— What you are asked to do —
Determine how many lines in the entries below include the word "this", and reply with that number alone.
- - - - - - -
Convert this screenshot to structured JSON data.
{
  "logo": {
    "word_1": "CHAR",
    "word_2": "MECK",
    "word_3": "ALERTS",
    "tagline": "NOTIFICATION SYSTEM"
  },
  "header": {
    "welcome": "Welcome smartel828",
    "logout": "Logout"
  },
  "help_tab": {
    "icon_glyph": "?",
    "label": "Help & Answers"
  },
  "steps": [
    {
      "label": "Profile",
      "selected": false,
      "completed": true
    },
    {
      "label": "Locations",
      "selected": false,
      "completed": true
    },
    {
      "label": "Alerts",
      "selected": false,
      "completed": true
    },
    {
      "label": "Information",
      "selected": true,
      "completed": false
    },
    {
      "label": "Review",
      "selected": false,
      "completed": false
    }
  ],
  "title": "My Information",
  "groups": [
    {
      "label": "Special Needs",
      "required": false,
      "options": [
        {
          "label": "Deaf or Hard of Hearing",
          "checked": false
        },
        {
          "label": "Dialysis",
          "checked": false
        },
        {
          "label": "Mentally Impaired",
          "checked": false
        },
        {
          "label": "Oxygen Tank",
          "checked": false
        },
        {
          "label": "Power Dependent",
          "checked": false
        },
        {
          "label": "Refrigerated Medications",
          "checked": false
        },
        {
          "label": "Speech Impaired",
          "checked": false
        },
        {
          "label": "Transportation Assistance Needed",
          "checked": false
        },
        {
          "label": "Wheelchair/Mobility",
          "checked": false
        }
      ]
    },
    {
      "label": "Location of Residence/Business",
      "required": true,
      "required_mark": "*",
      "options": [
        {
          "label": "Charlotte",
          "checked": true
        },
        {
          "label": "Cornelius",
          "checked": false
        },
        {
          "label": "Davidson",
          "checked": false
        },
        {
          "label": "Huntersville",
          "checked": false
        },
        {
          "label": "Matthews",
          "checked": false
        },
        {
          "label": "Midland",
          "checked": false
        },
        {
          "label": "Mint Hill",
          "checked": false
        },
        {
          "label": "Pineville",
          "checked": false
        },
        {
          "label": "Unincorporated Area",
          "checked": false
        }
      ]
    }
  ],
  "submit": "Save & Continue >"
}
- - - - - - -
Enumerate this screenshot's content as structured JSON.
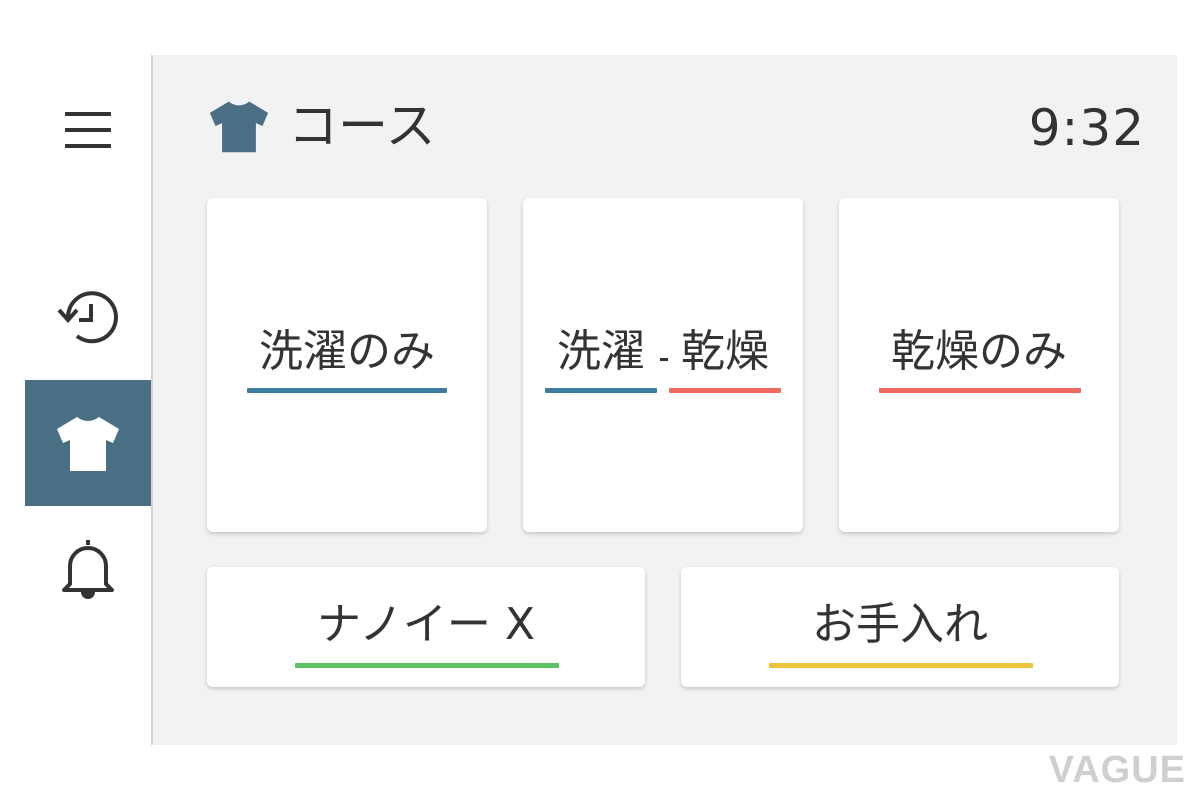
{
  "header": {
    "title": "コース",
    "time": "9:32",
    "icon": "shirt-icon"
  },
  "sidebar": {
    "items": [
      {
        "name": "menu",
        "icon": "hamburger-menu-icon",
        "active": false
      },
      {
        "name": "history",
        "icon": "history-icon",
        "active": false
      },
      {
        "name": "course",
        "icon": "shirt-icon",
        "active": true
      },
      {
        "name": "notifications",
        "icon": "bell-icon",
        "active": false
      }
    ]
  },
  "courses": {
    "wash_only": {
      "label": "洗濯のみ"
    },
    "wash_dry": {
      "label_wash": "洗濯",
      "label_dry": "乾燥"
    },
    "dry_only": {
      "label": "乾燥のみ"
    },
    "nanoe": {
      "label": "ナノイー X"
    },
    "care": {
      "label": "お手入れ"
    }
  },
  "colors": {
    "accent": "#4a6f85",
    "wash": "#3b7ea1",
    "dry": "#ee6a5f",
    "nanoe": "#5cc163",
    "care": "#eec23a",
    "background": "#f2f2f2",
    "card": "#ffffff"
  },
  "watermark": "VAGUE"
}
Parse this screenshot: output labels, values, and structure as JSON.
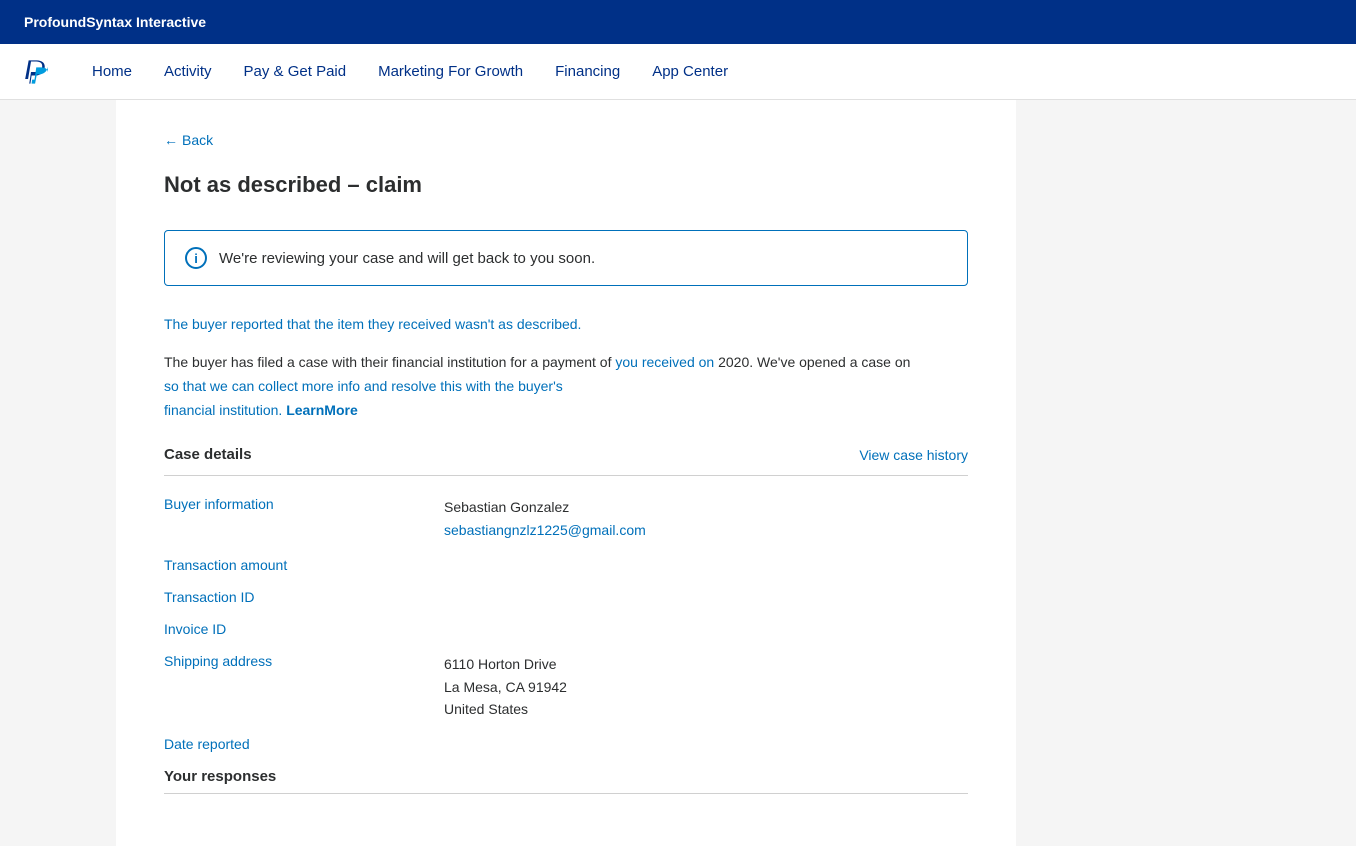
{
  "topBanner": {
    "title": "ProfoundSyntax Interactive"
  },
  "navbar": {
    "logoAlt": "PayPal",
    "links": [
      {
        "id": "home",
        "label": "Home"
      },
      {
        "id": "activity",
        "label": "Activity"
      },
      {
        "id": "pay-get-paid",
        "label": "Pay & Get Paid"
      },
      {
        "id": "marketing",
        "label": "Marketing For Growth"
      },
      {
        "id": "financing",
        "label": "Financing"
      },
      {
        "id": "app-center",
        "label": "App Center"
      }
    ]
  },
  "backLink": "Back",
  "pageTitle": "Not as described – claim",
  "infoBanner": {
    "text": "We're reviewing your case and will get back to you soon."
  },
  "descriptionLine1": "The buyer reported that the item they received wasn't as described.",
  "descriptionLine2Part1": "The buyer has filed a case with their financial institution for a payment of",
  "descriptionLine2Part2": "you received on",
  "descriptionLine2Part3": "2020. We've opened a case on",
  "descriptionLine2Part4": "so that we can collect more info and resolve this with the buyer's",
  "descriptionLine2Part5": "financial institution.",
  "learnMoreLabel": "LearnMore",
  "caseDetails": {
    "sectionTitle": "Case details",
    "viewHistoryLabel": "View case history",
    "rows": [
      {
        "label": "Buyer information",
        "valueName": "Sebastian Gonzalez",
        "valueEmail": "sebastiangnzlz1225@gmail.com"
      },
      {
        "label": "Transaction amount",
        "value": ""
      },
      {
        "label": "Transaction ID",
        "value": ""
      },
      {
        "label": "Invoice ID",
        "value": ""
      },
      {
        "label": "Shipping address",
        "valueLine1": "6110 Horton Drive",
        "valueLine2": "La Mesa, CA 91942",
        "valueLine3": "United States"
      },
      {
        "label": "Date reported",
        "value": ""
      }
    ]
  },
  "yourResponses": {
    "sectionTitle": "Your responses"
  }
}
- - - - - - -
— Solved problem —
4